### RECORDS SUPPLIED
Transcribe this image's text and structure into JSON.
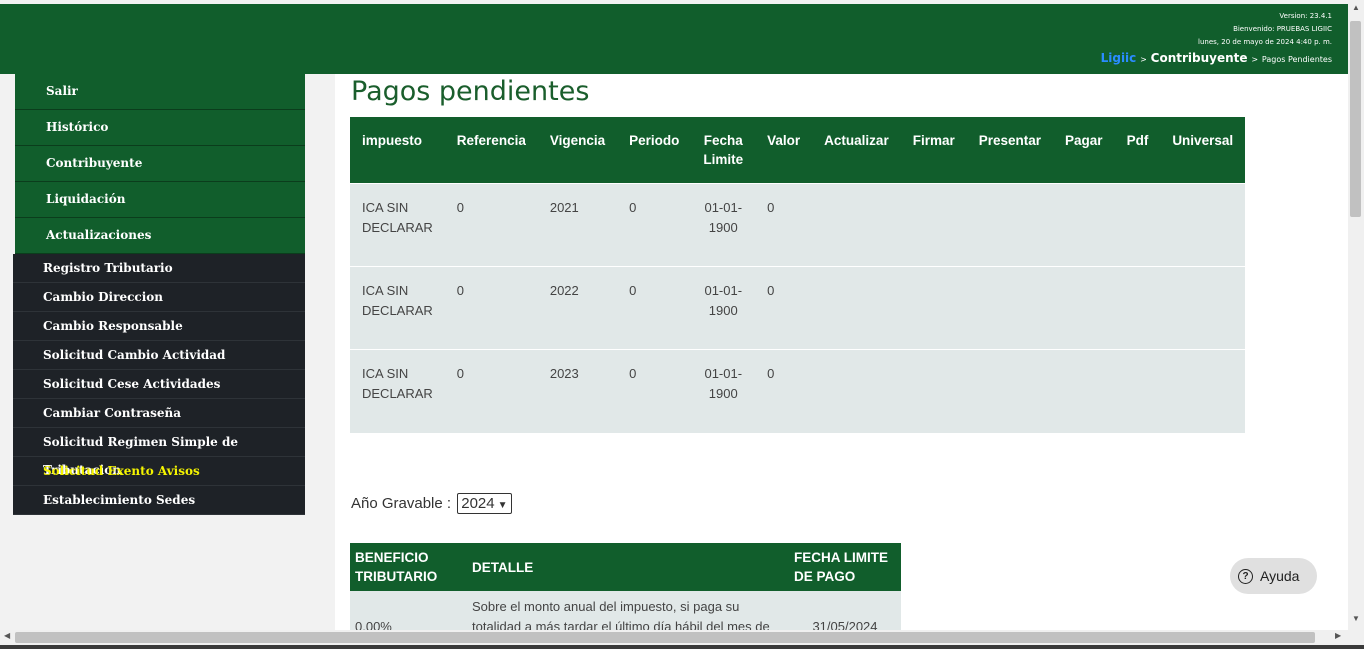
{
  "header": {
    "version": "Version: 23.4.1",
    "welcome": "Bienvenido: PRUEBAS LIGIIC",
    "datetime": "lunes, 20 de mayo de 2024 4:40 p. m.",
    "breadcrumb": {
      "root": "Ligiic",
      "sep": ">",
      "current": "Contribuyente",
      "page": "Pagos Pendientes"
    }
  },
  "menu": {
    "primary": [
      "Salir",
      "Histórico",
      "Contribuyente",
      "Liquidación",
      "Actualizaciones"
    ],
    "sub": [
      "Registro Tributario",
      "Cambio Direccion",
      "Cambio Responsable",
      "Solicitud Cambio Actividad",
      "Solicitud Cese Actividades",
      "Cambiar Contraseña",
      "Solicitud Regimen Simple de Tributacion",
      "Solicitud Exento Avisos",
      "Establecimiento Sedes"
    ],
    "active": "Solicitud Exento Avisos"
  },
  "page": {
    "title": "Pagos pendientes"
  },
  "pending_table": {
    "headers": [
      "impuesto",
      "Referencia",
      "Vigencia",
      "Periodo",
      "Fecha Limite",
      "Valor",
      "Actualizar",
      "Firmar",
      "Presentar",
      "Pagar",
      "Pdf",
      "Universal"
    ],
    "rows": [
      [
        "ICA SIN DECLARAR",
        "0",
        "2021",
        "0",
        "01-01-1900",
        "0"
      ],
      [
        "ICA SIN DECLARAR",
        "0",
        "2022",
        "0",
        "01-01-1900",
        "0"
      ],
      [
        "ICA SIN DECLARAR",
        "0",
        "2023",
        "0",
        "01-01-1900",
        "0"
      ]
    ]
  },
  "year_filter": {
    "label": "Año Gravable :",
    "selected": "2024"
  },
  "benefit_table": {
    "headers": [
      "BENEFICIO TRIBUTARIO",
      "DETALLE",
      "FECHA LIMITE DE PAGO"
    ],
    "rows": [
      [
        "0.00%",
        "Sobre el monto anual del impuesto, si paga su totalidad a más tardar el último día hábil del mes de",
        "31/05/2024"
      ]
    ]
  },
  "help_button": {
    "label": "Ayuda"
  },
  "colors": {
    "brand_green": "#115e2c",
    "row_bg": "#e1e8e8",
    "sidebar_dark": "#1e2227",
    "active_menu": "#f5f500"
  }
}
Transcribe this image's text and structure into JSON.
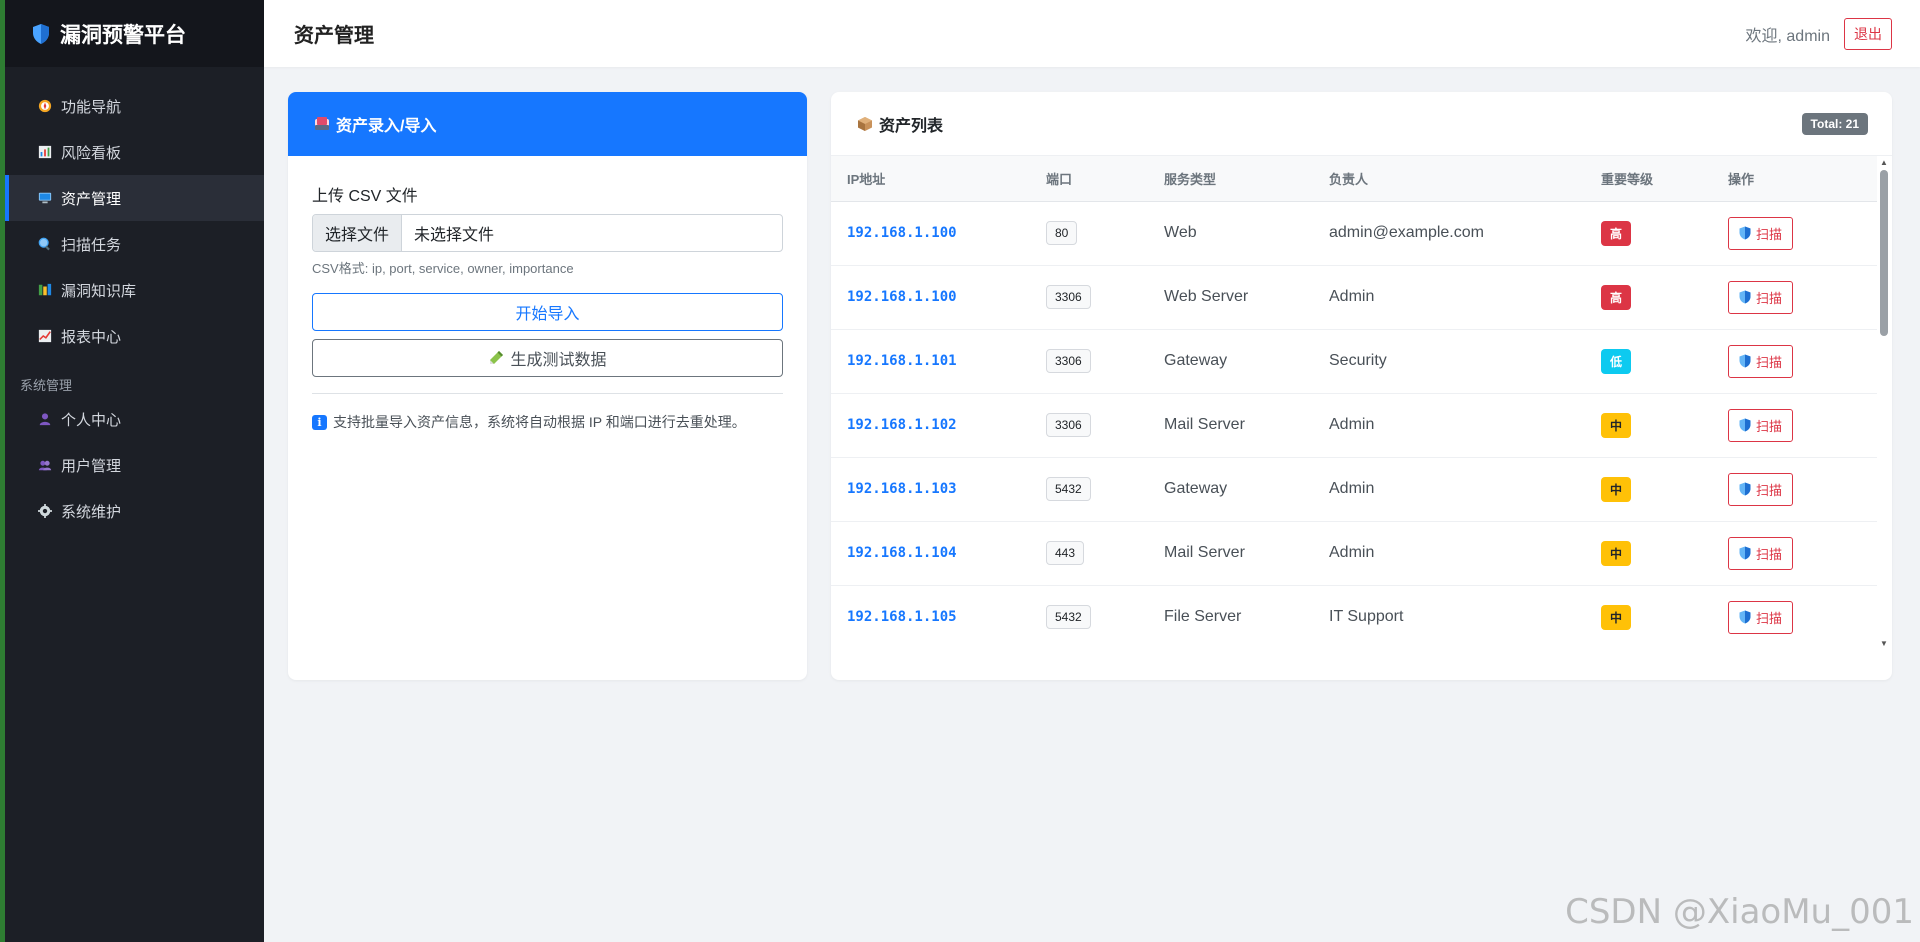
{
  "brand": {
    "title": "漏洞预警平台"
  },
  "sidebar": {
    "items": [
      {
        "label": "功能导航",
        "icon": "compass-icon"
      },
      {
        "label": "风险看板",
        "icon": "bar-chart-icon"
      },
      {
        "label": "资产管理",
        "icon": "monitor-icon",
        "active": true
      },
      {
        "label": "扫描任务",
        "icon": "magnifier-icon"
      },
      {
        "label": "漏洞知识库",
        "icon": "books-icon"
      },
      {
        "label": "报表中心",
        "icon": "line-chart-icon"
      }
    ],
    "section_label": "系统管理",
    "system_items": [
      {
        "label": "个人中心",
        "icon": "person-icon"
      },
      {
        "label": "用户管理",
        "icon": "users-icon"
      },
      {
        "label": "系统维护",
        "icon": "gear-icon"
      }
    ]
  },
  "header": {
    "title": "资产管理",
    "welcome": "欢迎, admin",
    "logout_label": "退出"
  },
  "import_card": {
    "title": "资产录入/导入",
    "upload_label": "上传 CSV 文件",
    "choose_file_label": "选择文件",
    "file_name": "未选择文件",
    "csv_help": "CSV格式: ip, port, service, owner, importance",
    "start_import_label": "开始导入",
    "generate_test_label": "生成测试数据",
    "info_text": "支持批量导入资产信息，系统将自动根据 IP 和端口进行去重处理。"
  },
  "list_card": {
    "title": "资产列表",
    "total_label": "Total: 21",
    "columns": [
      "IP地址",
      "端口",
      "服务类型",
      "负责人",
      "重要等级",
      "操作"
    ],
    "scan_label": "扫描",
    "rows": [
      {
        "ip": "192.168.1.100",
        "port": "80",
        "service": "Web",
        "owner": "admin@example.com",
        "level": "高"
      },
      {
        "ip": "192.168.1.100",
        "port": "3306",
        "service": "Web Server",
        "owner": "Admin",
        "level": "高"
      },
      {
        "ip": "192.168.1.101",
        "port": "3306",
        "service": "Gateway",
        "owner": "Security",
        "level": "低"
      },
      {
        "ip": "192.168.1.102",
        "port": "3306",
        "service": "Mail Server",
        "owner": "Admin",
        "level": "中"
      },
      {
        "ip": "192.168.1.103",
        "port": "5432",
        "service": "Gateway",
        "owner": "Admin",
        "level": "中"
      },
      {
        "ip": "192.168.1.104",
        "port": "443",
        "service": "Mail Server",
        "owner": "Admin",
        "level": "中"
      },
      {
        "ip": "192.168.1.105",
        "port": "5432",
        "service": "File Server",
        "owner": "IT Support",
        "level": "中"
      }
    ]
  },
  "level_colors": {
    "高": {
      "bg": "#dc3545",
      "fg": "#ffffff"
    },
    "中": {
      "bg": "#ffc107",
      "fg": "#212529"
    },
    "低": {
      "bg": "#0dcaf0",
      "fg": "#ffffff"
    }
  },
  "colors": {
    "primary": "#1677ff",
    "danger": "#dc3545",
    "sidebar_bg": "#1c1f26"
  },
  "watermark": "CSDN @XiaoMu_001"
}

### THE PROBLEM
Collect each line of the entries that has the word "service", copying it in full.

### ANSWER AREA
    "csv_help": "CSV格式: ip, port, service, owner, importance",
        "service": "Web",
        "service": "Web Server",
        "service": "Gateway",
        "service": "Mail Server",
        "service": "Gateway",
        "service": "Mail Server",
        "service": "File Server",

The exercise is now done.